Copy all lines of the listing that include the string "실사처리시".
START Task inputs
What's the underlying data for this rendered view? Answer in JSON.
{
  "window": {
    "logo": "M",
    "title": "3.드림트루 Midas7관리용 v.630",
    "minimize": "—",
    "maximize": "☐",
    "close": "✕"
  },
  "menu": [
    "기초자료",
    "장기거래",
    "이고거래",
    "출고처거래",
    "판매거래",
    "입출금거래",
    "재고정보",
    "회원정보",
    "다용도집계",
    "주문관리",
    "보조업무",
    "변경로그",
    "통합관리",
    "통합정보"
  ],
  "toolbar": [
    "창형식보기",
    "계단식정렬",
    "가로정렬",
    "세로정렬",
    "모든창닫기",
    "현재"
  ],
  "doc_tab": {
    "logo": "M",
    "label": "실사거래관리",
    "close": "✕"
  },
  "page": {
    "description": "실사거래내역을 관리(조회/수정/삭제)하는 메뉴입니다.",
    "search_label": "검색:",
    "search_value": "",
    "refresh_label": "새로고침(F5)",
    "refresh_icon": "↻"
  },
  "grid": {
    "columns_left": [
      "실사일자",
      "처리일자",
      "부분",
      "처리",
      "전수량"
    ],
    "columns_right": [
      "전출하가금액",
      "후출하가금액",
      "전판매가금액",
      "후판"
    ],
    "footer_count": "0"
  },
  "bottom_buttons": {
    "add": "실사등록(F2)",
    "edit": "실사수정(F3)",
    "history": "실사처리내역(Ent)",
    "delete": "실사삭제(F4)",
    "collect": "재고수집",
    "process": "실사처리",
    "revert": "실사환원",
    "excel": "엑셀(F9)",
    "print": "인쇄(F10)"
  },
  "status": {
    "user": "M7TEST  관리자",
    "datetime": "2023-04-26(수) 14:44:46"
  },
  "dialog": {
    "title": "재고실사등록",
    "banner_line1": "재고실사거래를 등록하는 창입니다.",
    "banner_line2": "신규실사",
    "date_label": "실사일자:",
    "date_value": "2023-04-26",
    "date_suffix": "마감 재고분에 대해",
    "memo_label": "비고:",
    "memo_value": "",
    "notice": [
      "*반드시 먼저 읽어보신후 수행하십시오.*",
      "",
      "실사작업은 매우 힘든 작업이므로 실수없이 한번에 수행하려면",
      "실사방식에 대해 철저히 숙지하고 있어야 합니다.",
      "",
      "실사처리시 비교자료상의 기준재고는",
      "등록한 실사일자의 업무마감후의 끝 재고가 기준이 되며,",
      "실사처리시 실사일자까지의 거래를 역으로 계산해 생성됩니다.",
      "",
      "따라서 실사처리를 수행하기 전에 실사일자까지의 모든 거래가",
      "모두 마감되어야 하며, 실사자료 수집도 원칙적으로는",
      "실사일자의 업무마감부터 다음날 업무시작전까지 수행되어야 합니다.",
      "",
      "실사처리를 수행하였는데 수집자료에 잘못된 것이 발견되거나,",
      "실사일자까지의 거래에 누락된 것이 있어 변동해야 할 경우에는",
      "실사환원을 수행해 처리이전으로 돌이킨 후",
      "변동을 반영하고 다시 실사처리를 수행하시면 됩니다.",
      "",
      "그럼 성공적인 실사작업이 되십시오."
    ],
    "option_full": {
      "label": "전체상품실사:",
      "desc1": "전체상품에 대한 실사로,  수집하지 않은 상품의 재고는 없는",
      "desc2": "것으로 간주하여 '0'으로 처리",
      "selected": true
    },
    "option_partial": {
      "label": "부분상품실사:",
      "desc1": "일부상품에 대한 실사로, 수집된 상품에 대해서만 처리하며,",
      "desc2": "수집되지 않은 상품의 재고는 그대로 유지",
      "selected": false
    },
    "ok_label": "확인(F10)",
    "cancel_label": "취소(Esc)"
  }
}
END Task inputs
* **Response to this task**
      "실사처리시 비교자료상의 기준재고는",
      "실사처리시 실사일자까지의 거래를 역으로 계산해 생성됩니다.",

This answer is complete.